Yet another year is coming to an end, which means people all over the world are setting New Year’s Resolutions that will, most likely, be abandoned by the time February rolls around. However, setting your resolutions and goals doesn’t have to be an exercise in futility. There are a few things you can do to prepare yourself and set yourself up for success.
Of course, you want to set lofty goals for yourself, who doesn’t? But it’s much more effective to break your main goal into smaller segments that are easily attainable and work up from there (as if you were climbing a ladder) rather than heading right to the top. The reason for this is that each time you achieve a goal it makes it easier to keep up your momentum and enthusiasm.
Plan Ahead and Equip Yourself
When you’re setting your goals, do what you can to plan ahead. Are you determined to stop giving in to your sweet tooth after dinner? Get rid of the junk food and fill your pantry with healthy snacks? If you’re planning to set a goal that has to do with becoming more organized or dedicating more time to specific tasks, set yourself up with a time management system and/or planner that will help you keep track of your to-do list. If your goal is to hit the gym more often, go for a run three times a week, or meditate every day before bed take the extra step of actually blocking that time out in your calendar so every day you’ll see it there right in front of you and becomes part of your normal routine.
We get it—sometimes you’re on a roll and then you have a rough day and reach for the cookies, or you skip your weekly yoga class, or you just don’t feel like tackling that to-do list and would rather spend the day binge-watching the latest and greatest on Netflix. That’s fine! We all deserve a break and we all have our moments. The key is that you’ve got to recognize what happened, recognize why you made the decision you did, accept it, and resolve to keep moving forward the next day. We’ve all said it time and time again “oh, I didn’t go to the gym today, guess I need to start again on Monday.” No you don’t! Start again tomorrow. Start again in an hour. Don’t put it off —keep moving ahead.
By writing your goals down in your planner, you’ll have a visual reminder of what your plan is every day—the act of checking them off (oh, isn’t it the most gratifying feeling?) will keep you accountable for actually completing your tasks, and if you don’t complete them you can reflect on what got in your way and make adjustments accordingly.
Finally, when you’re trying to reach goals and achieve results the most important thing is to reward yourself. As we mentioned above, all too often people get down on themselves for missing a day or becoming a little lax, and their reaction is to just stop. Instead, accept that you had an off day and celebrate all the good you’ve already done. So what if you didn’t hit the gym 6 days this week— you went five times! Celebrate your little victories.
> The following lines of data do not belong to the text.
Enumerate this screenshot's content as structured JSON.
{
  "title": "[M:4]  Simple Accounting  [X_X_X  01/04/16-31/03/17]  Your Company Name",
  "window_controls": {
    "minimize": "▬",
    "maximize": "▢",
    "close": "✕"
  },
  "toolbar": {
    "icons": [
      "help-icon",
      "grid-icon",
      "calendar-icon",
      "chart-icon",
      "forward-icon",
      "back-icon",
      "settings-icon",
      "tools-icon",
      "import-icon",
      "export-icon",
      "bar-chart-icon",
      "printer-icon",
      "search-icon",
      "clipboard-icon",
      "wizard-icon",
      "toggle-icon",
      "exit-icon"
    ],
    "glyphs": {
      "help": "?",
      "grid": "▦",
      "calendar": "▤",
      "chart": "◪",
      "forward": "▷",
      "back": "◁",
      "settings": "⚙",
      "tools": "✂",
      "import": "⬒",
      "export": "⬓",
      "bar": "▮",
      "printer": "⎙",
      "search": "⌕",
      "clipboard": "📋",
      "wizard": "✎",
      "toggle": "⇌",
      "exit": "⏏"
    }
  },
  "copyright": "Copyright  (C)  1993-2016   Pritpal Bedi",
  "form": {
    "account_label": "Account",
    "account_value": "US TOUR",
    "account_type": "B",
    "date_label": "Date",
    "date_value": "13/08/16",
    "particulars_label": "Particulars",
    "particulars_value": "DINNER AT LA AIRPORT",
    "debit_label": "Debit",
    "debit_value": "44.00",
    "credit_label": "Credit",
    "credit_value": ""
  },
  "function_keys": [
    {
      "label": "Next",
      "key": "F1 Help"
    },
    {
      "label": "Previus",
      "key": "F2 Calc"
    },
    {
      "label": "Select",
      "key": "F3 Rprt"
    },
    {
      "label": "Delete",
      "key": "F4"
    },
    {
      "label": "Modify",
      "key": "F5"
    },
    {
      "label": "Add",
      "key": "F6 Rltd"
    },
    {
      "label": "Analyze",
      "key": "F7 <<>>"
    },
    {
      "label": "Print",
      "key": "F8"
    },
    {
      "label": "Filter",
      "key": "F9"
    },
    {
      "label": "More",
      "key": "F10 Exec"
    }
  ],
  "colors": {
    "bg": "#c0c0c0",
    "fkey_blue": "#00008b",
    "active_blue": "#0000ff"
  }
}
Turn your slip-ups or your missteps into teaching moments or – better yet—little rewards themselves.
At the end of the day, the most important thing to do when setting goals and New Year’s Resolutions is to set reasonable expectations, allow yourself some flexibility and be kind to yourself. If you need assistance in planning out your goals in attainable steps, take a look at the InnerGuide Yearly Planner or, for a more intensive goal-setting and achieving accountability program, check out our 90 Day Goals planner.